*WHAT YOU WILL DO:* Repeat every entry below exactly as given.

*SUPPLIED DATA:*
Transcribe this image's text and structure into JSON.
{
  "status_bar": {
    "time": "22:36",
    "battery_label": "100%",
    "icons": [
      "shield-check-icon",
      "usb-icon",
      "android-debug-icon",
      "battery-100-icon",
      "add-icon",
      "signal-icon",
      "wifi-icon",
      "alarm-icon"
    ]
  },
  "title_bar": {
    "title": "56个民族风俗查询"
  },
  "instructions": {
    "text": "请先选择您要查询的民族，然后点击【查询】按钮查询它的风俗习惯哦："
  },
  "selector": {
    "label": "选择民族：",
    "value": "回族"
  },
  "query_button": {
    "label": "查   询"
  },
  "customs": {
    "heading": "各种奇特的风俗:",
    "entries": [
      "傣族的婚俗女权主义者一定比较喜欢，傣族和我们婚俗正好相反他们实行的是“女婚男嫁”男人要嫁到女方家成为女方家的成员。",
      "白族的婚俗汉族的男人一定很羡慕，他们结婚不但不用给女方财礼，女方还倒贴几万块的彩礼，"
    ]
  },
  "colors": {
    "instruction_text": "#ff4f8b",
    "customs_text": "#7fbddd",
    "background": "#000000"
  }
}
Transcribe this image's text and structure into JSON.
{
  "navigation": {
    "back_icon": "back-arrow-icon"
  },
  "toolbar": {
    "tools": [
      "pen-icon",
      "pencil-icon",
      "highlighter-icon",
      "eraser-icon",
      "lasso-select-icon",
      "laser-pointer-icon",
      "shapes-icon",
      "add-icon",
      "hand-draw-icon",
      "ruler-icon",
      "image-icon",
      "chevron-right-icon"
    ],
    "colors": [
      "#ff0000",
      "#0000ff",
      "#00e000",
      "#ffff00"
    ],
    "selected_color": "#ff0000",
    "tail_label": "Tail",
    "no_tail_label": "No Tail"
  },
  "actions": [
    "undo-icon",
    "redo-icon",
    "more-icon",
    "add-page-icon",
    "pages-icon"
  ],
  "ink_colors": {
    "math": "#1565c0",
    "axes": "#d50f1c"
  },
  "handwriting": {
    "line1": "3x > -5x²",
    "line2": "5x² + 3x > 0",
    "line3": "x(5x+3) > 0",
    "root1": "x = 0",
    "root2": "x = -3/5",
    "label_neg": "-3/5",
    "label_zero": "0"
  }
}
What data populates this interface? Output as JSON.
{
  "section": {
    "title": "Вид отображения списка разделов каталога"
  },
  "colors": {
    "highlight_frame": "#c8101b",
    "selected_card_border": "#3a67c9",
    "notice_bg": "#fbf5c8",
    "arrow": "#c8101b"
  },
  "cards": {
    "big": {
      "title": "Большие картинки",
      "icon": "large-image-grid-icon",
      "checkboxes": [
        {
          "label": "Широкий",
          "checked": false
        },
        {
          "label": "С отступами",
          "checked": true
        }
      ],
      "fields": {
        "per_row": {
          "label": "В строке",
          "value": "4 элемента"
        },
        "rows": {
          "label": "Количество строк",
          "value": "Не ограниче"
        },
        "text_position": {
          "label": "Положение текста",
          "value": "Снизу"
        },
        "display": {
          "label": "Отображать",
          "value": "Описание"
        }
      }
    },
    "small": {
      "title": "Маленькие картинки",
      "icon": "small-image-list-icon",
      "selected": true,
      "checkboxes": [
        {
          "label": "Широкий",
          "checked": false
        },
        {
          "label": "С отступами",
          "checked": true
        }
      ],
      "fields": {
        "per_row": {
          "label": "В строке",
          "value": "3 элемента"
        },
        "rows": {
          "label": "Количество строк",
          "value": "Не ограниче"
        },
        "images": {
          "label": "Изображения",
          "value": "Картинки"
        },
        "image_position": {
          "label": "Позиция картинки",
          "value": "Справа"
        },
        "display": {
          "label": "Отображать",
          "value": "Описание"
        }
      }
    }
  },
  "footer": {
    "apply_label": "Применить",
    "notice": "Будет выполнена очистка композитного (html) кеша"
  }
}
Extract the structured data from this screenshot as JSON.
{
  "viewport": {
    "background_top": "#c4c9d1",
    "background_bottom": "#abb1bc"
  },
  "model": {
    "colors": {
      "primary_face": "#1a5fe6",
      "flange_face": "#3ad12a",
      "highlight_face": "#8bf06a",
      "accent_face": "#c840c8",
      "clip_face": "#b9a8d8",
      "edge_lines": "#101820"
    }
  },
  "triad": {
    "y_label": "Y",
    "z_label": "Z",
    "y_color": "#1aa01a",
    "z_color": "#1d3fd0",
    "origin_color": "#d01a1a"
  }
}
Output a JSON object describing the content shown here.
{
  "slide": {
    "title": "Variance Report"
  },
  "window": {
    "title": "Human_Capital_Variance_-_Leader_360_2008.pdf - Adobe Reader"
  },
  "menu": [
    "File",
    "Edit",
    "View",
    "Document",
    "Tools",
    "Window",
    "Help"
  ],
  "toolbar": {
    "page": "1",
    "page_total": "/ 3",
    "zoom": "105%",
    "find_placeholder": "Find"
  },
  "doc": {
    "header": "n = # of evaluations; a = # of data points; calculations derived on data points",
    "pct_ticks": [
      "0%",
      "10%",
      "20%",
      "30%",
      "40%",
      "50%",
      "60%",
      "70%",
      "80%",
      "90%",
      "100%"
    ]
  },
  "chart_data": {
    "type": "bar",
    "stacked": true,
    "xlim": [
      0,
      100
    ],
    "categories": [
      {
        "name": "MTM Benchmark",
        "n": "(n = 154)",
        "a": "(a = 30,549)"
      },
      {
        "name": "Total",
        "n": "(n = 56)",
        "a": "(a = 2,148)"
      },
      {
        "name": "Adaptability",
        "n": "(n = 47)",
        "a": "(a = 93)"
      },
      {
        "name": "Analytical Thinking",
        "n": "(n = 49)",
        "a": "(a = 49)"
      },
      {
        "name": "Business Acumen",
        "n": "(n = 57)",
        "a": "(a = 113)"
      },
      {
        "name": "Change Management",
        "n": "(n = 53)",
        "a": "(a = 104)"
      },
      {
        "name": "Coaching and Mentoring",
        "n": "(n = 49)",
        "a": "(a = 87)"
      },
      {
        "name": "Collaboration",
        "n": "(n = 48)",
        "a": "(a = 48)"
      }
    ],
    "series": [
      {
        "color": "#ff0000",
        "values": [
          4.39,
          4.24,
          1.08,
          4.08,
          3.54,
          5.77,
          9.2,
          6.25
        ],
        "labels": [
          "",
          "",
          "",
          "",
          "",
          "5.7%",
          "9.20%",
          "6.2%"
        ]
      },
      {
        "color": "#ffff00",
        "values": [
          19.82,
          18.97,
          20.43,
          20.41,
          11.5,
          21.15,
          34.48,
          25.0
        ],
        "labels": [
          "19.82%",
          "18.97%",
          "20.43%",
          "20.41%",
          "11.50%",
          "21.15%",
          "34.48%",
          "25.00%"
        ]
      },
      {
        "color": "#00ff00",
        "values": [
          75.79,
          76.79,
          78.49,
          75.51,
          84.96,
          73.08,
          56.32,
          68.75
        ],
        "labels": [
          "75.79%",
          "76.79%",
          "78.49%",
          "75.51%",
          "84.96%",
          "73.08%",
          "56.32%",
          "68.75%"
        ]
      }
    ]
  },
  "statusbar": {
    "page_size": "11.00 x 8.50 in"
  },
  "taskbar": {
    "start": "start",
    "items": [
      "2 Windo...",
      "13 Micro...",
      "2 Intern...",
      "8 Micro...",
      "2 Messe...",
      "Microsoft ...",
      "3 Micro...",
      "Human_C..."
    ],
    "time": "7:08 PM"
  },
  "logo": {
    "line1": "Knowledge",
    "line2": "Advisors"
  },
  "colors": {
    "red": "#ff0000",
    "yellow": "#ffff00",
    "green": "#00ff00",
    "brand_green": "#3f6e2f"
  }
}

*OUTPUT FOR THIS TASK:*
Transcribe this image's text and structure into JSON.
{
  "status_bar": {
    "time": "22:36",
    "battery_label": "100%",
    "icons": [
      "shield-check-icon",
      "usb-icon",
      "android-debug-icon",
      "battery-100-icon",
      "add-icon",
      "signal-icon",
      "wifi-icon",
      "alarm-icon"
    ]
  },
  "title_bar": {
    "title": "56个民族风俗查询"
  },
  "instructions": {
    "text": "请先选择您要查询的民族，然后点击【查询】按钮查询它的风俗习惯哦："
  },
  "selector": {
    "label": "选择民族：",
    "value": "回族"
  },
  "query_button": {
    "label": "查   询"
  },
  "customs": {
    "heading": "各种奇特的风俗:",
    "entries": [
      "傣族的婚俗女权主义者一定比较喜欢，傣族和我们婚俗正好相反他们实行的是“女婚男嫁”男人要嫁到女方家成为女方家的成员。",
      "白族的婚俗汉族的男人一定很羡慕，他们结婚不但不用给女方财礼，女方还倒贴几万块的彩礼，"
    ]
  },
  "colors": {
    "instruction_text": "#ff4f8b",
    "customs_text": "#7fbddd",
    "background": "#000000"
  }
}
Transcribe this image's text and structure into JSON.
{
  "navigation": {
    "back_icon": "back-arrow-icon"
  },
  "toolbar": {
    "tools": [
      "pen-icon",
      "pencil-icon",
      "highlighter-icon",
      "eraser-icon",
      "lasso-select-icon",
      "laser-pointer-icon",
      "shapes-icon",
      "add-icon",
      "hand-draw-icon",
      "ruler-icon",
      "image-icon",
      "chevron-right-icon"
    ],
    "colors": [
      "#ff0000",
      "#0000ff",
      "#00e000",
      "#ffff00"
    ],
    "selected_color": "#ff0000",
    "tail_label": "Tail",
    "no_tail_label": "No Tail"
  },
  "actions": [
    "undo-icon",
    "redo-icon",
    "more-icon",
    "add-page-icon",
    "pages-icon"
  ],
  "ink_colors": {
    "math": "#1565c0",
    "axes": "#d50f1c"
  },
  "handwriting": {
    "line1": "3x > -5x²",
    "line2": "5x² + 3x > 0",
    "line3": "x(5x+3) > 0",
    "root1": "x = 0",
    "root2": "x = -3/5",
    "label_neg": "-3/5",
    "label_zero": "0"
  }
}
What data populates this interface? Output as JSON.
{
  "section": {
    "title": "Вид отображения списка разделов каталога"
  },
  "colors": {
    "highlight_frame": "#c8101b",
    "selected_card_border": "#3a67c9",
    "notice_bg": "#fbf5c8",
    "arrow": "#c8101b"
  },
  "cards": {
    "big": {
      "title": "Большие картинки",
      "icon": "large-image-grid-icon",
      "checkboxes": [
        {
          "label": "Широкий",
          "checked": false
        },
        {
          "label": "С отступами",
          "checked": true
        }
      ],
      "fields": {
        "per_row": {
          "label": "В строке",
          "value": "4 элемента"
        },
        "rows": {
          "label": "Количество строк",
          "value": "Не ограниче"
        },
        "text_position": {
          "label": "Положение текста",
          "value": "Снизу"
        },
        "display": {
          "label": "Отображать",
          "value": "Описание"
        }
      }
    },
    "small": {
      "title": "Маленькие картинки",
      "icon": "small-image-list-icon",
      "selected": true,
      "checkboxes": [
        {
          "label": "Широкий",
          "checked": false
        },
        {
          "label": "С отступами",
          "checked": true
        }
      ],
      "fields": {
        "per_row": {
          "label": "В строке",
          "value": "3 элемента"
        },
        "rows": {
          "label": "Количество строк",
          "value": "Не ограниче"
        },
        "images": {
          "label": "Изображения",
          "value": "Картинки"
        },
        "image_position": {
          "label": "Позиция картинки",
          "value": "Справа"
        },
        "display": {
          "label": "Отображать",
          "value": "Описание"
        }
      }
    }
  },
  "footer": {
    "apply_label": "Применить",
    "notice": "Будет выполнена очистка композитного (html) кеша"
  }
}
Extract the structured data from this screenshot as JSON.
{
  "viewport": {
    "background_top": "#c4c9d1",
    "background_bottom": "#abb1bc"
  },
  "model": {
    "colors": {
      "primary_face": "#1a5fe6",
      "flange_face": "#3ad12a",
      "highlight_face": "#8bf06a",
      "accent_face": "#c840c8",
      "clip_face": "#b9a8d8",
      "edge_lines": "#101820"
    }
  },
  "triad": {
    "y_label": "Y",
    "z_label": "Z",
    "y_color": "#1aa01a",
    "z_color": "#1d3fd0",
    "origin_color": "#d01a1a"
  }
}
Output a JSON object describing the content shown here.
{
  "slide": {
    "title": "Variance Report"
  },
  "window": {
    "title": "Human_Capital_Variance_-_Leader_360_2008.pdf - Adobe Reader"
  },
  "menu": [
    "File",
    "Edit",
    "View",
    "Document",
    "Tools",
    "Window",
    "Help"
  ],
  "toolbar": {
    "page": "1",
    "page_total": "/ 3",
    "zoom": "105%",
    "find_placeholder": "Find"
  },
  "doc": {
    "header": "n = # of evaluations; a = # of data points; calculations derived on data points",
    "pct_ticks": [
      "0%",
      "10%",
      "20%",
      "30%",
      "40%",
      "50%",
      "60%",
      "70%",
      "80%",
      "90%",
      "100%"
    ]
  },
  "chart_data": {
    "type": "bar",
    "stacked": true,
    "xlim": [
      0,
      100
    ],
    "categories": [
      {
        "name": "MTM Benchmark",
        "n": "(n = 154)",
        "a": "(a = 30,549)"
      },
      {
        "name": "Total",
        "n": "(n = 56)",
        "a": "(a = 2,148)"
      },
      {
        "name": "Adaptability",
        "n": "(n = 47)",
        "a": "(a = 93)"
      },
      {
        "name": "Analytical Thinking",
        "n": "(n = 49)",
        "a": "(a = 49)"
      },
      {
        "name": "Business Acumen",
        "n": "(n = 57)",
        "a": "(a = 113)"
      },
      {
        "name": "Change Management",
        "n": "(n = 53)",
        "a": "(a = 104)"
      },
      {
        "name": "Coaching and Mentoring",
        "n": "(n = 49)",
        "a": "(a = 87)"
      },
      {
        "name": "Collaboration",
        "n": "(n = 48)",
        "a": "(a = 48)"
      }
    ],
    "series": [
      {
        "color": "#ff0000",
        "values": [
          4.39,
          4.24,
          1.08,
          4.08,
          3.54,
          5.77,
          9.2,
          6.25
        ],
        "labels": [
          "",
          "",
          "",
          "",
          "",
          "5.7%",
          "9.20%",
          "6.2%"
        ]
      },
      {
        "color": "#ffff00",
        "values": [
          19.82,
          18.97,
          20.43,
          20.41,
          11.5,
          21.15,
          34.48,
          25.0
        ],
        "labels": [
          "19.82%",
          "18.97%",
          "20.43%",
          "20.41%",
          "11.50%",
          "21.15%",
          "34.48%",
          "25.00%"
        ]
      },
      {
        "color": "#00ff00",
        "values": [
          75.79,
          76.79,
          78.49,
          75.51,
          84.96,
          73.08,
          56.32,
          68.75
        ],
        "labels": [
          "75.79%",
          "76.79%",
          "78.49%",
          "75.51%",
          "84.96%",
          "73.08%",
          "56.32%",
          "68.75%"
        ]
      }
    ]
  },
  "statusbar": {
    "page_size": "11.00 x 8.50 in"
  },
  "taskbar": {
    "start": "start",
    "items": [
      "2 Windo...",
      "13 Micro...",
      "2 Intern...",
      "8 Micro...",
      "2 Messe...",
      "Microsoft ...",
      "3 Micro...",
      "Human_C..."
    ],
    "time": "7:08 PM"
  },
  "logo": {
    "line1": "Knowledge",
    "line2": "Advisors"
  },
  "colors": {
    "red": "#ff0000",
    "yellow": "#ffff00",
    "green": "#00ff00",
    "brand_green": "#3f6e2f"
  }
}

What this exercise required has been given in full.